If the talk of naked men hasn’t stopped you reading already, then the next reason to travel in January could be for you. Powder. The snow kind. All skiers and snowboarders know that Japan is one of the top destinations for snow in the world and January is peak season. However if you visit mid-week, chances are you will have those iced mountains all to yourself as the Japanese are hard at work at their desk. Sunny days of skiing followed by relaxing in the hot spring waters of the onsen – bliss.
And for those of us who may be worried about missing the January sales at home, there’s no need to be. As January is ‘off-season’, chances are you can get a bargain at some of the top hotels, or some amazing upgrades by travelling when no-one else is. Keep this reason on the DL though or else all customers will want to travel in January and then I will have to find a new favourite month (as well as make December in the IJT office very busy during Christmas party season).
Temperatures can be up to 10 deg C in Tokyo so pretty much at UK summer levels, and rainfall is lower than any other time of year: skies are blue and you have amazing views of Mount Fuji from the capital – what more could you want?!

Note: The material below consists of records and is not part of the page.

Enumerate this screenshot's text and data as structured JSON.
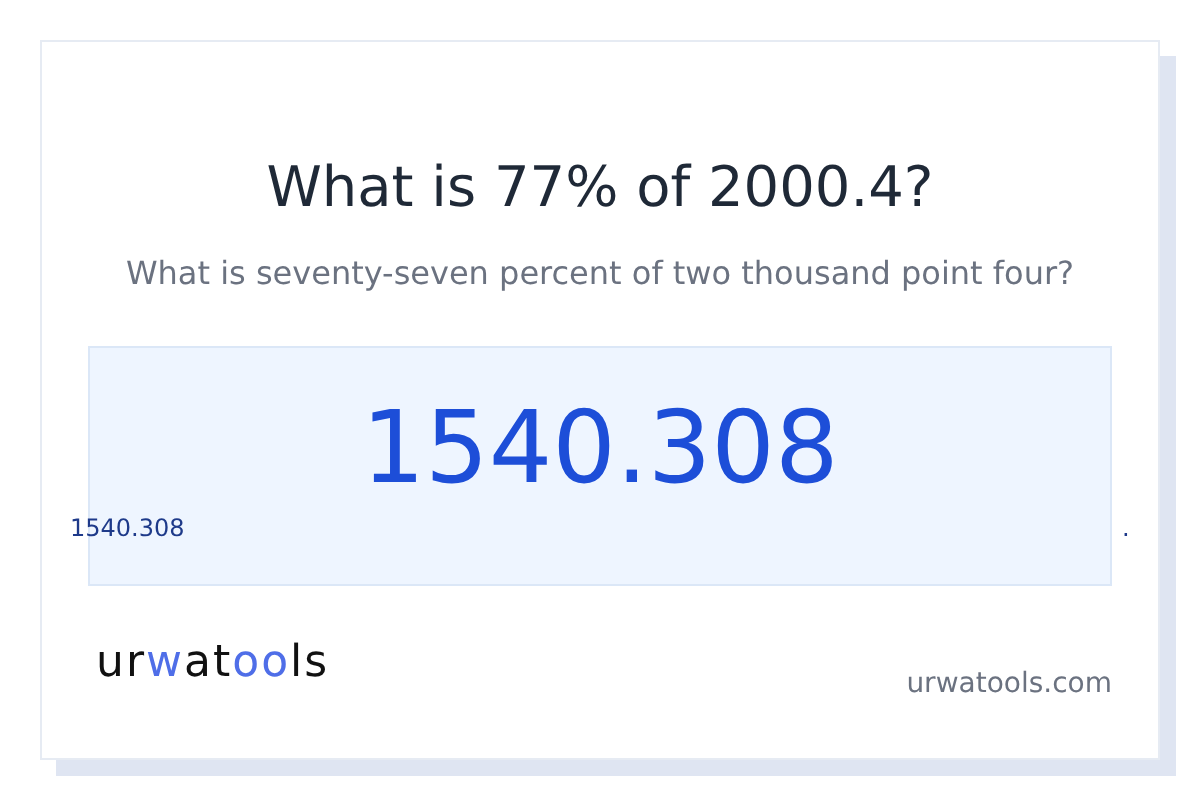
{
  "title": "What is 77% of 2000.4?",
  "subtitle": "What is seventy-seven percent of two thousand point four?",
  "result": {
    "value": "1540.308",
    "caption": "1540.308",
    "trailing": "."
  },
  "logo": {
    "parts": [
      {
        "text": "ur",
        "color": "#111111"
      },
      {
        "text": "w",
        "color": "#4f6ee8"
      },
      {
        "text": "at",
        "color": "#111111"
      },
      {
        "text": "oo",
        "color": "#4f6ee8"
      },
      {
        "text": "ls",
        "color": "#111111"
      }
    ]
  },
  "site": "urwatools.com"
}
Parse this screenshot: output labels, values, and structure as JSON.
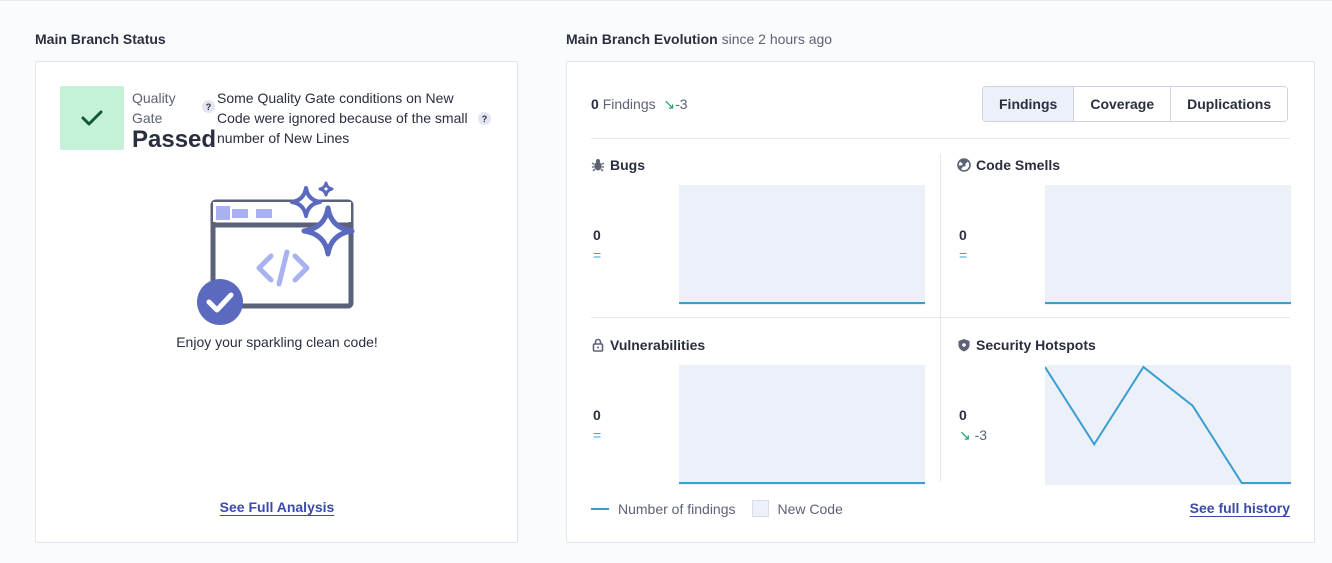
{
  "status": {
    "title": "Main Branch Status",
    "quality_gate_label": "Quality Gate",
    "quality_gate_status": "Passed",
    "message": "Some Quality Gate conditions on New Code were ignored because of the small number of New Lines",
    "help_glyph": "?",
    "clean_text": "Enjoy your sparkling clean code!",
    "see_full_analysis": "See Full Analysis"
  },
  "evolution": {
    "title": "Main Branch Evolution",
    "since": "since 2 hours ago",
    "findings_count": "0",
    "findings_label": "Findings",
    "findings_delta": "-3",
    "tabs": [
      "Findings",
      "Coverage",
      "Duplications"
    ],
    "metrics": [
      {
        "name": "Bugs",
        "value": "0",
        "delta": "="
      },
      {
        "name": "Code Smells",
        "value": "0",
        "delta": "="
      },
      {
        "name": "Vulnerabilities",
        "value": "0",
        "delta": "="
      },
      {
        "name": "Security Hotspots",
        "value": "0",
        "delta": "-3"
      }
    ],
    "legend_findings": "Number of findings",
    "legend_new_code": "New Code",
    "see_full_history": "See full history"
  },
  "colors": {
    "passed_bg": "#c6f1d9",
    "accent": "#3a4ba8",
    "line": "#3a9fd0",
    "new_code_bg": "#ecf0f8",
    "decrease": "#1fa35c"
  },
  "chart_data": [
    {
      "type": "line",
      "title": "Bugs",
      "series": [
        {
          "values": [
            0,
            0,
            0,
            0
          ]
        }
      ]
    },
    {
      "type": "line",
      "title": "Code Smells",
      "series": [
        {
          "values": [
            0,
            0,
            0,
            0
          ]
        }
      ]
    },
    {
      "type": "line",
      "title": "Vulnerabilities",
      "series": [
        {
          "values": [
            0,
            0,
            0,
            0
          ]
        }
      ]
    },
    {
      "type": "line",
      "title": "Security Hotspots",
      "series": [
        {
          "values": [
            3,
            1,
            3,
            2,
            0,
            0
          ]
        }
      ]
    }
  ]
}
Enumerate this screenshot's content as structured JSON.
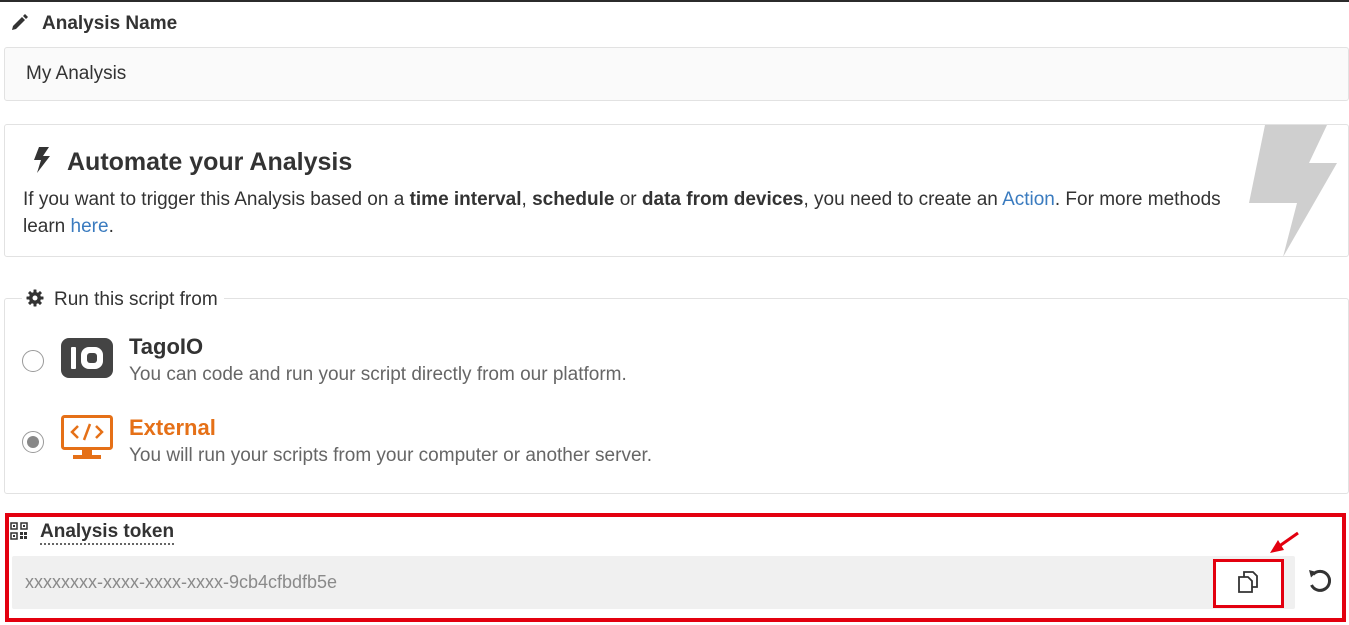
{
  "analysis_name": {
    "label": "Analysis Name",
    "value": "My Analysis",
    "icon": "pencil-icon"
  },
  "automate": {
    "title": "Automate your Analysis",
    "icon": "bolt-icon",
    "text_parts": {
      "p1": "If you want to trigger this Analysis based on a ",
      "b1": "time interval",
      "p2": ", ",
      "b2": "schedule",
      "p3": " or ",
      "b3": "data from devices",
      "p4": ", you need to create an ",
      "link_action": "Action",
      "p5": ". For more methods learn ",
      "link_here": "here",
      "p6": "."
    },
    "link_color": "#3a7bbf"
  },
  "run_from": {
    "legend": "Run this script from",
    "icon": "gear-icon",
    "options": [
      {
        "title": "TagoIO",
        "description": "You can code and run your script directly from our platform.",
        "selected": false,
        "icon": "tagoio-logo-icon"
      },
      {
        "title": "External",
        "description": "You will run your scripts from your computer or another server.",
        "selected": true,
        "icon": "external-monitor-icon"
      }
    ],
    "accent_color": "#e57017"
  },
  "token": {
    "label": "Analysis token",
    "icon": "qr-code-icon",
    "value": "xxxxxxxx-xxxx-xxxx-xxxx-9cb4cfbdfb5e",
    "copy_icon": "copy-icon",
    "reset_icon": "refresh-icon",
    "highlight_color": "#e3000f"
  }
}
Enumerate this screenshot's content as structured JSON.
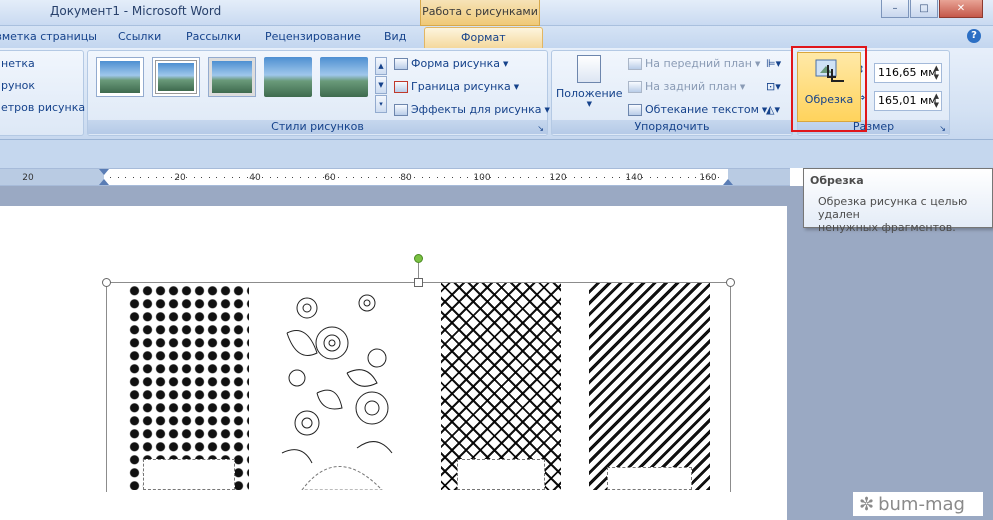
{
  "titlebar": {
    "title": "Документ1 - Microsoft Word",
    "context_tab": "Работа с рисунками",
    "minimize": "–",
    "maximize": "□",
    "close": "✕"
  },
  "tabs": {
    "items": [
      "зметка страницы",
      "Ссылки",
      "Рассылки",
      "Рецензирование",
      "Вид"
    ],
    "active": "Формат",
    "help": "?"
  },
  "ribbon": {
    "left_items": [
      "нетка",
      "рунок",
      "етров рисунка"
    ],
    "styles_group": {
      "label": "Стили рисунков",
      "shape": "Форма рисунка",
      "border": "Граница рисунка",
      "effects": "Эффекты для рисунка"
    },
    "arrange_group": {
      "label": "Упорядочить",
      "position": "Положение",
      "front": "На передний план",
      "back": "На задний план",
      "wrap": "Обтекание текстом"
    },
    "size_group": {
      "label": "Размер",
      "crop": "Обрезка",
      "height": "116,65 мм",
      "width": "165,01 мм"
    }
  },
  "ruler": {
    "labels": [
      "20",
      "20",
      "40",
      "60",
      "80",
      "100",
      "120",
      "140",
      "160"
    ]
  },
  "tooltip": {
    "title": "Обрезка",
    "body_line1": "Обрезка рисунка с целью удален",
    "body_line2": "ненужных фрагментов."
  },
  "watermark": "bum-mag"
}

The Japanese people were delivered a sporting achievement to fill their hearts with pride and joy in the early hours of Monday morning. After all of the troubles and woes of the past months, it offered a much needed release and allowed expression of sheer elation, as the women’s national team triumphed at the football World Cup. The country needed a morale booster after months of coming to terms with the tragic tsunami events – its footballing women provided it in the most admirable of fashions.
Although ultimate victory was not totally implausible, the Nadeshiko (pink carnation) as they are nicknamed, overcame the odds in the tournament as underdogs against firstly the footballing powerhouse of Germany, and then the American team. They showed more than just grace and beauty – renowned characteristics of the flower – as they catapulted themselves to the peak of the women’s game with a remarkable victory over the favourites and twice previous winners, the US.
Although not as fervently supported as the Samurai Blue, Japan’s women’s team way surpassed the achievements of their male counterparts last year. They became a focus of positivity and optimism, carrying the hopes of the country for the past weeks and galvanising the true solidarity of the Japanese people in times of adversity.
My Tokyo neighbours more than adequately demonstrated the excitement the Nadeshiko generated – screams of encouragement and vocal sighs of relief with the ebb and flow of the entire match, then squeals and shouts of delight when the final penalty was fired into the roof of the US goal.
People across the country watched deep into the dawn hours – in bars, community halls or from living room cushions – and rejoiced as enormous effort, dedication to the task and teamwork brought the national team the ultimate prize – the label of World Champions.
Sporting achievement brings people together, as does adversity. The victory of the women’s football team was a gleaming example of how the Japanese always rise to overcome the hugest of challenges by being unified and dedicated. Japan is unified and dedicated – the future of Japan is looking rosier, for now, the future of its football is looking distinctly carnation-pink.
Written by IJT tour leader, Steve Parker